Please retype the records below exactly as they appear, leaving out every picture.

▶ _RECORD EXCERPTS_
▼
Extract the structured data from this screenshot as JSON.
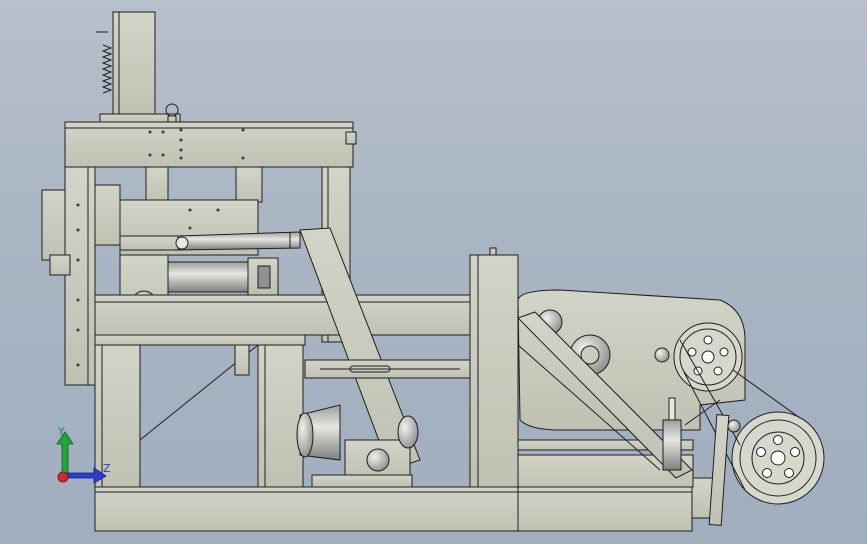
{
  "viewport": {
    "background_top": "#b7c0cb",
    "background_bottom": "#a0aebe"
  },
  "model": {
    "description": "",
    "frame_color": "#c9cbbd",
    "edge_color": "#1e1e1e",
    "detail_color": "#8f9290"
  },
  "triad": {
    "y_label": "Y",
    "z_label": "Z",
    "y_color": "#22a83a",
    "z_color": "#2a3fd0",
    "origin_color": "#d12a2a"
  }
}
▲
▶ _WRITTEN RESPONSE_
Extract the structured data from this screenshot as JSON.
{
  "viewport": {
    "background_top": "#b7c0cb",
    "background_bottom": "#a0aebe"
  },
  "model": {
    "description": "",
    "frame_color": "#c9cbbd",
    "edge_color": "#1e1e1e",
    "detail_color": "#8f9290"
  },
  "triad": {
    "y_label": "Y",
    "z_label": "Z",
    "y_color": "#22a83a",
    "z_color": "#2a3fd0",
    "origin_color": "#d12a2a"
  }
}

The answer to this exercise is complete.